Before the late 20th century, it was rare to encounter instances where same-sex couples were buried together. Alice B Toklas and Gertrude Stein were two Oakland girls who met and fell in love in Paris. They were part of the avant-garde Paris scene in the early 20th Century. They are buried together in Père Lachaise cemetery in Paris. Gertrude is on the front of the headstone, and Alice is on the Back. See images 1 and 2.

Another example is the story of Maude Adams, a renowned American actor born into a Mormon family in 1872 Utah. She and Louise Boynton were together from 1905 until 1951 when Boynton passed. Both women are buried at Cenacle Convent Grounds in New York.

We can explore online platforms such as Find-a-Grave, now under Ancestry’s ownership, originally designed for locating the final resting places of famous individuals but now hosting millions of memorials for people from all walks of life. Additionally, Billion Graves is another resource to aid in finding the tombstones of ancestors. Keep an eye out for clues in cemeteries and on these online platforms where same-sex couples may have been laid to rest together.

Gertrude Stein’s headstone in Père Lachaise cemetery in Paris.
Alice B. Toklas headstone in Père Lachaise cemetery in Paris.
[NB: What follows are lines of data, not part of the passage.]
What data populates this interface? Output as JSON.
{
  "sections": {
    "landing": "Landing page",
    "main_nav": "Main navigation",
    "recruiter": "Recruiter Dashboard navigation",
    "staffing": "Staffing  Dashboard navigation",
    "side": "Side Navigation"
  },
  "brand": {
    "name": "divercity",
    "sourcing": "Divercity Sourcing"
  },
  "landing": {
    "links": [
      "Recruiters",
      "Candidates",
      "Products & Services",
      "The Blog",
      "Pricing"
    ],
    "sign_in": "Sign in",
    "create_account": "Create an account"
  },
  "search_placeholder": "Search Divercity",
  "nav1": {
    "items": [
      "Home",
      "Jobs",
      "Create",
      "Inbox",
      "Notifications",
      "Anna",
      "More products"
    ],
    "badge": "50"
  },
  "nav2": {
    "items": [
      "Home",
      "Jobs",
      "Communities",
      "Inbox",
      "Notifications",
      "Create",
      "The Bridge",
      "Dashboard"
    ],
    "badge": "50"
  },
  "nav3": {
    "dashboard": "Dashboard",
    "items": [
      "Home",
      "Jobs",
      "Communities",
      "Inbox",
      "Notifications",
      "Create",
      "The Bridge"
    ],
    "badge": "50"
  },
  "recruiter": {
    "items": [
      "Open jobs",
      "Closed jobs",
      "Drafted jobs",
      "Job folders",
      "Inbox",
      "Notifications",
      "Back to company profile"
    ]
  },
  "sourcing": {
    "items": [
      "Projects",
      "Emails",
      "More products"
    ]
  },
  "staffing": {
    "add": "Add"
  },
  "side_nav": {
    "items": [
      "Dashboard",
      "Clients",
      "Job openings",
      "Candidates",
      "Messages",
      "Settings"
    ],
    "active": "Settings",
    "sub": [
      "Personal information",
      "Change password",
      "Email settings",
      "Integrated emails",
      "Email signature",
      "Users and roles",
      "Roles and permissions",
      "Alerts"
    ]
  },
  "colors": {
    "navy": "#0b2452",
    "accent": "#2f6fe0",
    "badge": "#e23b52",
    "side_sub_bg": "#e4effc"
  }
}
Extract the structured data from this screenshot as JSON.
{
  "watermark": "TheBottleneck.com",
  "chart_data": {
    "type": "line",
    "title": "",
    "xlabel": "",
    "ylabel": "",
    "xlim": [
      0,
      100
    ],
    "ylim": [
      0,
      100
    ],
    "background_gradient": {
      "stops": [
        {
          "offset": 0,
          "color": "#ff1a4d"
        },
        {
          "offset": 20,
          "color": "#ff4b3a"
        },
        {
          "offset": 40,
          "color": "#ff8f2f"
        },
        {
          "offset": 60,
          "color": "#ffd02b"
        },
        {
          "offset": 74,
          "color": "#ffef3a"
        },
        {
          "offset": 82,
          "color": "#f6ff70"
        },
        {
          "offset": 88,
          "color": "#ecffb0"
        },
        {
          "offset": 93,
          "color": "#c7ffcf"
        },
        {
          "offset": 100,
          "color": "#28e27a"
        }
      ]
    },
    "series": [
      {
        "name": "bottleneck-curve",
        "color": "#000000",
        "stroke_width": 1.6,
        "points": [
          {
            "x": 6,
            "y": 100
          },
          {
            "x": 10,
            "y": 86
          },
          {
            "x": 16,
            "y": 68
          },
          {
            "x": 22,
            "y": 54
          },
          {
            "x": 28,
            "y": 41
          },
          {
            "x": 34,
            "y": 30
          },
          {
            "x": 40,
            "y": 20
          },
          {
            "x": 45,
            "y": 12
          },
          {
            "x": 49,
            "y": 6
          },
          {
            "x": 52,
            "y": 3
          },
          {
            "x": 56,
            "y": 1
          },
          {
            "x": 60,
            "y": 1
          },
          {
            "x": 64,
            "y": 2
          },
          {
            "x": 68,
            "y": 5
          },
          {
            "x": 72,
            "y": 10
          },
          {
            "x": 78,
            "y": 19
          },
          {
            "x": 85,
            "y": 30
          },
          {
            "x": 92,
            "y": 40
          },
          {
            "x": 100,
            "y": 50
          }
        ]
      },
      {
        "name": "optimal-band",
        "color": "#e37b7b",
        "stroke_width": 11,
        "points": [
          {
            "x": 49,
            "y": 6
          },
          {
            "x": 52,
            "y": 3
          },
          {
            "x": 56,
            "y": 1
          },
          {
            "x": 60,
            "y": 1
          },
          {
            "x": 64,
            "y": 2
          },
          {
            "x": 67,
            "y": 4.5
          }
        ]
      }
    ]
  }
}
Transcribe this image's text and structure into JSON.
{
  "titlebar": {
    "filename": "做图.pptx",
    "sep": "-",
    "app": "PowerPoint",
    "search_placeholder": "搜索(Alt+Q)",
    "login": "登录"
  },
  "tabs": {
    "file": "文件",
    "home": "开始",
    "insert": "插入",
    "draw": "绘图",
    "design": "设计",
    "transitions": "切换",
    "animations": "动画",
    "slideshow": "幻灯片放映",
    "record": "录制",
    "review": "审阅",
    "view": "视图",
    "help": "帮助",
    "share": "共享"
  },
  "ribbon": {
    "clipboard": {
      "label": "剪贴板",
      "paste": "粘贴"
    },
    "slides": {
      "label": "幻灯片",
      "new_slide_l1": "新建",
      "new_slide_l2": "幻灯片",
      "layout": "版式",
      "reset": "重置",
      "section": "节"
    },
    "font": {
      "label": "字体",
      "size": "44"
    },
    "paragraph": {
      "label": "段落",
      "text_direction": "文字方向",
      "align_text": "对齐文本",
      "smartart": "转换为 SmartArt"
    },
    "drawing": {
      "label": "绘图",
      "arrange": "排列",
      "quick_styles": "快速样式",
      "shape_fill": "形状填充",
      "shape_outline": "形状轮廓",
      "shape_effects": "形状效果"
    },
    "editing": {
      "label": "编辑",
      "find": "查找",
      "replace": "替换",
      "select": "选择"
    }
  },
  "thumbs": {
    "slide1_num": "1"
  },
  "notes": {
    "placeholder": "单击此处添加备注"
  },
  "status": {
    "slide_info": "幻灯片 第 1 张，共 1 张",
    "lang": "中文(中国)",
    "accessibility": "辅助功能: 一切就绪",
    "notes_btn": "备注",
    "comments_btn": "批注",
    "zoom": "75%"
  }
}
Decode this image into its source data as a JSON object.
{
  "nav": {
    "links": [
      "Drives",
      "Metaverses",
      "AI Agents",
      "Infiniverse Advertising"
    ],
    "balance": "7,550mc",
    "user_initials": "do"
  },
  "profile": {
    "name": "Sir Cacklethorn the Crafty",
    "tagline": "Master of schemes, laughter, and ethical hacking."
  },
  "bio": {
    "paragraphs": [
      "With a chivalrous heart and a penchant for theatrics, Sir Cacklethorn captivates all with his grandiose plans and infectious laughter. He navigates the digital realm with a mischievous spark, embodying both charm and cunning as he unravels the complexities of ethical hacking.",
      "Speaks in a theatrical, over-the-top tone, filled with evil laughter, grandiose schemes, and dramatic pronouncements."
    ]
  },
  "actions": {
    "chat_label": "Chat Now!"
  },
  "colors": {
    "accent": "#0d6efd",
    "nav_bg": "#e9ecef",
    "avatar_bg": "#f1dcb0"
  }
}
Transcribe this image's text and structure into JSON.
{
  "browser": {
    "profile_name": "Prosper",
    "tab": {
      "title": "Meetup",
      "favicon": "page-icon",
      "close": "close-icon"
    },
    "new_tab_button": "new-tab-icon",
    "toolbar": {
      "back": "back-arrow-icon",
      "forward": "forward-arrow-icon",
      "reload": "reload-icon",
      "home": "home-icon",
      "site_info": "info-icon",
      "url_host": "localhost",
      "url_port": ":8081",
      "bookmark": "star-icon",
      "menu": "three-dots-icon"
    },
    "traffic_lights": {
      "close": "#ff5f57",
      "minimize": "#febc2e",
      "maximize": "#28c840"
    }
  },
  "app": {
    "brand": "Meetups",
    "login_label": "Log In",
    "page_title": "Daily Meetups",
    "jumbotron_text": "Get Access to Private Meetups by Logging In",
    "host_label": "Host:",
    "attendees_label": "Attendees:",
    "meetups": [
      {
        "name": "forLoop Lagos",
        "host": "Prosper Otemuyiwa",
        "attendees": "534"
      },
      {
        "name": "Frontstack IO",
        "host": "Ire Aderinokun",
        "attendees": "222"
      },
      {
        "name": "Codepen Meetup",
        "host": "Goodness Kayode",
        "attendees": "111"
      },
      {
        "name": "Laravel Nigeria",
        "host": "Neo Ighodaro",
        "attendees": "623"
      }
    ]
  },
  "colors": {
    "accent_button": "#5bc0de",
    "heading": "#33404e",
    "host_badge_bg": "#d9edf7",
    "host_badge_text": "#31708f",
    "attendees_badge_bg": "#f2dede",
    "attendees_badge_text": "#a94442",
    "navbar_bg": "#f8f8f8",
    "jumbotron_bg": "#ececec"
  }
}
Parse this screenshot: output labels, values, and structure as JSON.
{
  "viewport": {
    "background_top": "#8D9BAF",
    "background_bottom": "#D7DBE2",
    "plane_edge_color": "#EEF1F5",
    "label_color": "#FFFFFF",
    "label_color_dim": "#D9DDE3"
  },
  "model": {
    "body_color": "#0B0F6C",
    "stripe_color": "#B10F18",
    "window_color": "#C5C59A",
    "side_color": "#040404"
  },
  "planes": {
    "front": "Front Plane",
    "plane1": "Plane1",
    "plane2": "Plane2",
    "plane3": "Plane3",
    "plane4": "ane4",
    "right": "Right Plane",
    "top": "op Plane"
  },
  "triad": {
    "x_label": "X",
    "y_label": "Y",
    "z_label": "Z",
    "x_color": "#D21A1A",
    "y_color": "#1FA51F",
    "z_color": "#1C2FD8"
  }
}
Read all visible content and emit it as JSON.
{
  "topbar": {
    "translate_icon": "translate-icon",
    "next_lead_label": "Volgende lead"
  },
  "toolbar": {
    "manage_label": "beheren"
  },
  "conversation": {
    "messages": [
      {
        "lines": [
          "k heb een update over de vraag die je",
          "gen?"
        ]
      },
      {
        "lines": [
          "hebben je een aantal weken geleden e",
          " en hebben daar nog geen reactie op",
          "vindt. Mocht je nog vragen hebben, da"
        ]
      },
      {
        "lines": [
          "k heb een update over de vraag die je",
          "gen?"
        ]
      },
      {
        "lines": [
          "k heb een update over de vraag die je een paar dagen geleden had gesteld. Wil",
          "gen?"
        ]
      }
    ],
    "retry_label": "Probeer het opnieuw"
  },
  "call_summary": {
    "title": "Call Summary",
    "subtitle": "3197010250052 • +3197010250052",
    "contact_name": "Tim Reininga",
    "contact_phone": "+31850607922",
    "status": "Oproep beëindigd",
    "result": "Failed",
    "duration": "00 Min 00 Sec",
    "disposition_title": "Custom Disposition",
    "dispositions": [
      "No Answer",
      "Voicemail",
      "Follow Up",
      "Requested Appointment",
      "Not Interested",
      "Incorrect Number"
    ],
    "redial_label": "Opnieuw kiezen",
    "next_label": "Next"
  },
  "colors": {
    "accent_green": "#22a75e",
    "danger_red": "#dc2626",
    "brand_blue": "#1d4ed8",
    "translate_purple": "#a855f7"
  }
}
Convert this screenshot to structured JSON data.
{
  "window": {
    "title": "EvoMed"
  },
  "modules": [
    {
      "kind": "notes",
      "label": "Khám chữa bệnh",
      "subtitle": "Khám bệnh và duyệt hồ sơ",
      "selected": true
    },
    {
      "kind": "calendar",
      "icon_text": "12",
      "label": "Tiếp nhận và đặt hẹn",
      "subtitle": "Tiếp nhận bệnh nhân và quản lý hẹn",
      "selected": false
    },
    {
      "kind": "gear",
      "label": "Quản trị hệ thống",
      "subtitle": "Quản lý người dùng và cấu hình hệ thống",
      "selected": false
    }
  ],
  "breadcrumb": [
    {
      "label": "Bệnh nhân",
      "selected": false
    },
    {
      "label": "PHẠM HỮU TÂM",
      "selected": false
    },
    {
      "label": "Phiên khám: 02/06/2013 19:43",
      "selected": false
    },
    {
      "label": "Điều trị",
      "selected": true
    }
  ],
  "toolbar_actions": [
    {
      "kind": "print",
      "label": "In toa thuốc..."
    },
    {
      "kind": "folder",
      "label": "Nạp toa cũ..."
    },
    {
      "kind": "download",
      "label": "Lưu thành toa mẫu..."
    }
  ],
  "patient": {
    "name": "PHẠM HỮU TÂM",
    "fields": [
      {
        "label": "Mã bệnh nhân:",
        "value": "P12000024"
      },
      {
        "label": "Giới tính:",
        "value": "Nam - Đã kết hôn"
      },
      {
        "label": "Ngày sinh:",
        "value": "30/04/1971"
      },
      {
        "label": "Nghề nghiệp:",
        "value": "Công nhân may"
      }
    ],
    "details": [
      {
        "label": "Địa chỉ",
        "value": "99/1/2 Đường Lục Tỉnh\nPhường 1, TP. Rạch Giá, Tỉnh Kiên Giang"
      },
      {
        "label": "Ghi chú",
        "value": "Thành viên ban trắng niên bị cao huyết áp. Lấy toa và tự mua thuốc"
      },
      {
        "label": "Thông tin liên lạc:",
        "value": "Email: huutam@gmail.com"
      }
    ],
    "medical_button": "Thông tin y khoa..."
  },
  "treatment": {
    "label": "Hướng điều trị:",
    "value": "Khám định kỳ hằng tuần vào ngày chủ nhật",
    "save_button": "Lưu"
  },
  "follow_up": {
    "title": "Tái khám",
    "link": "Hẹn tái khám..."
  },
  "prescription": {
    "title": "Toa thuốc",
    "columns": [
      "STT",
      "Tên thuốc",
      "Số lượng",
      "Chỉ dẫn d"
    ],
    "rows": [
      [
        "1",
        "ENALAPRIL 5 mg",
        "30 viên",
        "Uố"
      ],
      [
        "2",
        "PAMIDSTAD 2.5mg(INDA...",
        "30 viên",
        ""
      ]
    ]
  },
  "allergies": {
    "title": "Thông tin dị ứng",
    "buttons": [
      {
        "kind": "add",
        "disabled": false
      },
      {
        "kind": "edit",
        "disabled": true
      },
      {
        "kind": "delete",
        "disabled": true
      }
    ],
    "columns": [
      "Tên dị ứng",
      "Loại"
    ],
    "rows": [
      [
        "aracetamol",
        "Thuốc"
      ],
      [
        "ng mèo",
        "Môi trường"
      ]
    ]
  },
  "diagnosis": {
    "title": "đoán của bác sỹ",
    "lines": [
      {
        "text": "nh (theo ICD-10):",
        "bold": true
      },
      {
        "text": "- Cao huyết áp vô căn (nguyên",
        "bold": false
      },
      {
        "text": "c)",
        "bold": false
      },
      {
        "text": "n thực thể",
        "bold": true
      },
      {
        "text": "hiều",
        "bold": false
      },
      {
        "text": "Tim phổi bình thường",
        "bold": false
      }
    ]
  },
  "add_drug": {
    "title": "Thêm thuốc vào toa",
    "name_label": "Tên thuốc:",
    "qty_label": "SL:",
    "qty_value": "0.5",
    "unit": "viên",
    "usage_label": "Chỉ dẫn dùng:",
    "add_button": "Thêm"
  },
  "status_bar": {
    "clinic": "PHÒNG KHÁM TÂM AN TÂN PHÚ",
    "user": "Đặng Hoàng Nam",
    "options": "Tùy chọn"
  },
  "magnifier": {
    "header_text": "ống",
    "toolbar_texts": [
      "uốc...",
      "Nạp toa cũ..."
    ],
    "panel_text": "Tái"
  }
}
The opposite side from Gertrude on the same stone.
Maude Adams
Maude Adams, Wiki Commons.
Tombstone image added to Find-a-Grave site by Denis Svoboda and Anneabe on 10 Aug 2001. Memorial ID #8.